More specifically, my research interests lie at the nexus of community ecology, macroecology, and biogeography. Part of my work examines the basic community ecology of bats and rodents in Paraguay, Mexico, Puerto Rico, California and Louisiana, in particular the effects of species environment interactions, seasonality and competition on the structure of communities. We are also actively examining rodent metacommunity dynamics in the Mojave National Preserve in southern California.  I am also interested in the mechanistic bases of broad-scale patterns in the structure and diversity of communities.  Typically we explore spatial variation of New World mammals, particularly bats, using indices that are more resolved and incorporate information regarding not only richness and evenness but also the ecological and evolutionary attributes of species (e.g., functional, phylogenetic, and phenetic dimensions of biodiversity).  In addition to characterizing variation in biodiversity we also evaluate how variation along primary environmental gradients (e.g., temperature, productivity, heterogeneity) contributes to one of the most ubiquitous patterns describing the distribution and abundance of organisms-- the latitudinal gradient in biodiversity.

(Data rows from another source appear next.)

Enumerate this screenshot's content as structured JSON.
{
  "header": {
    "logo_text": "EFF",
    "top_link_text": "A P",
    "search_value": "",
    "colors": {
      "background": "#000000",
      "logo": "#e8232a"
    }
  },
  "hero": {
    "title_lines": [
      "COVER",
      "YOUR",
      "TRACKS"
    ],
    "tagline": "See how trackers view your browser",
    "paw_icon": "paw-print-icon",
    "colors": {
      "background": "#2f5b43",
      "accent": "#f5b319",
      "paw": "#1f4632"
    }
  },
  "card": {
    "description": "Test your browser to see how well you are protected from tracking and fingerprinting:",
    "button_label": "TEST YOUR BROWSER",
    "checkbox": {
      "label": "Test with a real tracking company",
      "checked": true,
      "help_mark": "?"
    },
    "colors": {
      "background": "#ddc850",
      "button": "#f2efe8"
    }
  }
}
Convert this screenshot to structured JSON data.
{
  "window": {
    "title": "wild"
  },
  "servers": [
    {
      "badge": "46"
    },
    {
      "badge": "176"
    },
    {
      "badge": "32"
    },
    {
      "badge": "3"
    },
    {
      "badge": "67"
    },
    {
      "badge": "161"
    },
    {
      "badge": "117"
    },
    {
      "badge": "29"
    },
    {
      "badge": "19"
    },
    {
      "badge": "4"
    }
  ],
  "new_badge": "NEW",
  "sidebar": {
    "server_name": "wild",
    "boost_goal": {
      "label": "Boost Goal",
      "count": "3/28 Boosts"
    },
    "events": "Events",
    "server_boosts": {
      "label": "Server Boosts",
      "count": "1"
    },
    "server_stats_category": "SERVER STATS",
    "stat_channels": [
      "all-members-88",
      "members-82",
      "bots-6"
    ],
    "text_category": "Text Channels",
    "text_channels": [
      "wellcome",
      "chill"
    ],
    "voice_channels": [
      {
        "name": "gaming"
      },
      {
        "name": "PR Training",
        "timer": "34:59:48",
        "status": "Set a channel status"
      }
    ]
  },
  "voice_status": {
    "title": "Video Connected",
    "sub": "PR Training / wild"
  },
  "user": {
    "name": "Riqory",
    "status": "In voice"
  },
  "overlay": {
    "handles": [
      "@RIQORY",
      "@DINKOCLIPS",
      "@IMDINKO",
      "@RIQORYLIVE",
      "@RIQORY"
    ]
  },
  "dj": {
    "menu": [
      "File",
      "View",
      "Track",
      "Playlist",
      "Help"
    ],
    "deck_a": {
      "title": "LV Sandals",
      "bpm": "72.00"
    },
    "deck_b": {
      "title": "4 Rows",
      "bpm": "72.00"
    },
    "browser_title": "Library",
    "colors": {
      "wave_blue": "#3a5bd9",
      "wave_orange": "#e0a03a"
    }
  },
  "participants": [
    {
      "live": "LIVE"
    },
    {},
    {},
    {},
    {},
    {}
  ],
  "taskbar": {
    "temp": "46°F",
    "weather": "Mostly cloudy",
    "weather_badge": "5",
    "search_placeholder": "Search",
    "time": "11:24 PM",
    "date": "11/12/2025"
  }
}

Ecology of Texas Kangaroo Rats (Dipodomys elator)

Mojave Desert Rodent Metacommunities

Broad-Scale Patterns of Biodiversity

Community Ecology and Conservation
of Bats in Atlantic Forest

Morphometric Approaches to Comparative Biology

Use of highway structures as temporary and permanent roosts by bats

Basic Community Ecology